(Records from a dataset)
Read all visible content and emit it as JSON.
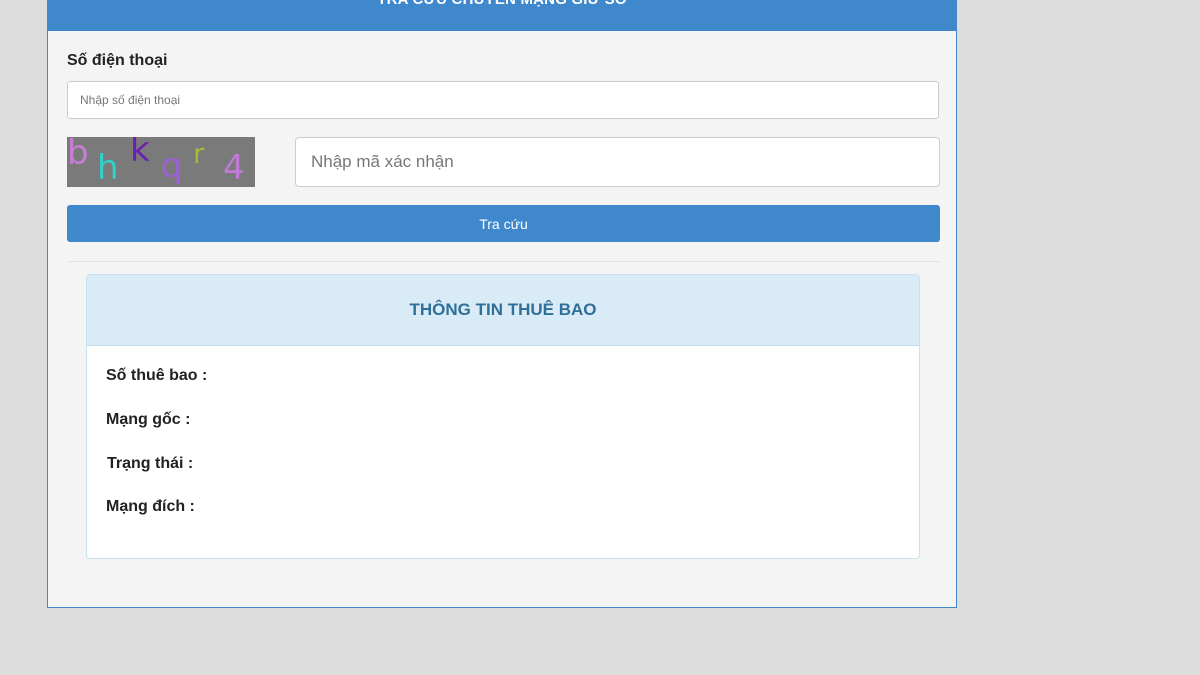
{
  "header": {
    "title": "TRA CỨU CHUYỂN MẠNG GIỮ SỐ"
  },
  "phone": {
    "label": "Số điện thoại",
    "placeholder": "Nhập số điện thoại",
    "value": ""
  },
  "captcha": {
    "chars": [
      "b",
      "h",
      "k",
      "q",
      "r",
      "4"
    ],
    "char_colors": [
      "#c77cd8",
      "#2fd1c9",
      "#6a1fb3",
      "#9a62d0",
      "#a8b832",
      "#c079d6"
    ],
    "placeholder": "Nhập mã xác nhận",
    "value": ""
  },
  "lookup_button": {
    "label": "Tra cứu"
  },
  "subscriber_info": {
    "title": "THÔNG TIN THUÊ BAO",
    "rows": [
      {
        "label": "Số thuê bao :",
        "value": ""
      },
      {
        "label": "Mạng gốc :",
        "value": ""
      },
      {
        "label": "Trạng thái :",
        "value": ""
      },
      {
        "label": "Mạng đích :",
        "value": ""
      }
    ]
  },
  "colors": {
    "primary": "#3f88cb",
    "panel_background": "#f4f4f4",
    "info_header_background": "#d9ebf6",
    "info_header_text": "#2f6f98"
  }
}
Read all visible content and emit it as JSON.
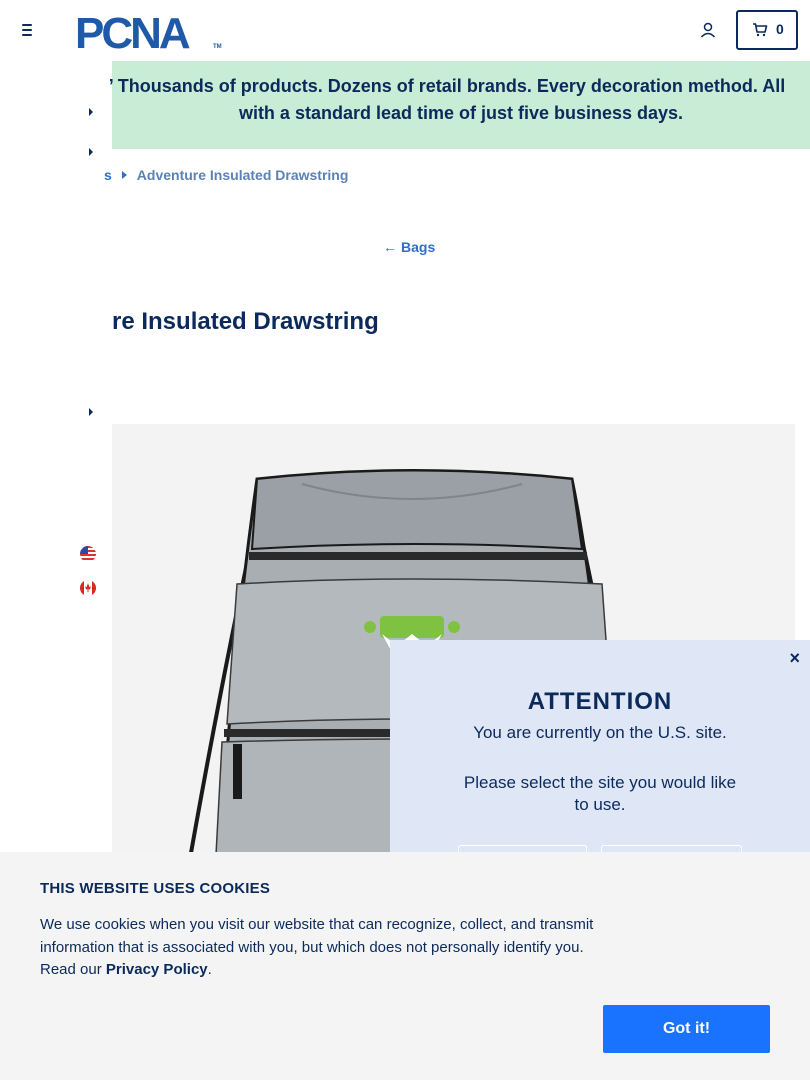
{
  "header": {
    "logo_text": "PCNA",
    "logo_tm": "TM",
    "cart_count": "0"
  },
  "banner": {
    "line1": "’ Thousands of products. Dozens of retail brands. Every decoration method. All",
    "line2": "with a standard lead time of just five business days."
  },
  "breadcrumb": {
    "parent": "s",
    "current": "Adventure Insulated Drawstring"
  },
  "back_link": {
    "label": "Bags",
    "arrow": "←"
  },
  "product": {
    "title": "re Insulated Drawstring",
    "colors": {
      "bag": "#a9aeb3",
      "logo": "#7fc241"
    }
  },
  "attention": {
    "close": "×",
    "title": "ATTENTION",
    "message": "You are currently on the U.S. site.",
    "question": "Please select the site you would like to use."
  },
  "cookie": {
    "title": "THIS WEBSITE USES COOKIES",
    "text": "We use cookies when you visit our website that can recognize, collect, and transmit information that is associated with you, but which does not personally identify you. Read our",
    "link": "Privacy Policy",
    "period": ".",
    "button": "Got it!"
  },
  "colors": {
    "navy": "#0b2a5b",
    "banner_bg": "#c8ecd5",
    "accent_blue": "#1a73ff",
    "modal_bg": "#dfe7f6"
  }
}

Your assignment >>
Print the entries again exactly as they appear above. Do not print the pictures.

Solution to this task >>
Read all visible content and emit it as JSON.
{
  "header": {
    "title": "TRA CỨU CHUYỂN MẠNG GIỮ SỐ"
  },
  "phone": {
    "label": "Số điện thoại",
    "placeholder": "Nhập số điện thoại",
    "value": ""
  },
  "captcha": {
    "chars": [
      "b",
      "h",
      "k",
      "q",
      "r",
      "4"
    ],
    "char_colors": [
      "#c77cd8",
      "#2fd1c9",
      "#6a1fb3",
      "#9a62d0",
      "#a8b832",
      "#c079d6"
    ],
    "placeholder": "Nhập mã xác nhận",
    "value": ""
  },
  "lookup_button": {
    "label": "Tra cứu"
  },
  "subscriber_info": {
    "title": "THÔNG TIN THUÊ BAO",
    "rows": [
      {
        "label": "Số thuê bao :",
        "value": ""
      },
      {
        "label": "Mạng gốc :",
        "value": ""
      },
      {
        "label": "Trạng thái :",
        "value": ""
      },
      {
        "label": "Mạng đích :",
        "value": ""
      }
    ]
  },
  "colors": {
    "primary": "#3f88cb",
    "panel_background": "#f4f4f4",
    "info_header_background": "#d9ebf6",
    "info_header_text": "#2f6f98"
  }
}
Read all visible content and emit it as JSON.
{
  "header": {
    "logo_text": "PCNA",
    "logo_tm": "TM",
    "cart_count": "0"
  },
  "banner": {
    "line1": "’ Thousands of products. Dozens of retail brands. Every decoration method. All",
    "line2": "with a standard lead time of just five business days."
  },
  "breadcrumb": {
    "parent": "s",
    "current": "Adventure Insulated Drawstring"
  },
  "back_link": {
    "label": "Bags",
    "arrow": "←"
  },
  "product": {
    "title": "re Insulated Drawstring",
    "colors": {
      "bag": "#a9aeb3",
      "logo": "#7fc241"
    }
  },
  "attention": {
    "close": "×",
    "title": "ATTENTION",
    "message": "You are currently on the U.S. site.",
    "question": "Please select the site you would like to use."
  },
  "cookie": {
    "title": "THIS WEBSITE USES COOKIES",
    "text": "We use cookies when you visit our website that can recognize, collect, and transmit information that is associated with you, but which does not personally identify you. Read our",
    "link": "Privacy Policy",
    "period": ".",
    "button": "Got it!"
  },
  "colors": {
    "navy": "#0b2a5b",
    "banner_bg": "#c8ecd5",
    "accent_blue": "#1a73ff",
    "modal_bg": "#dfe7f6"
  }
}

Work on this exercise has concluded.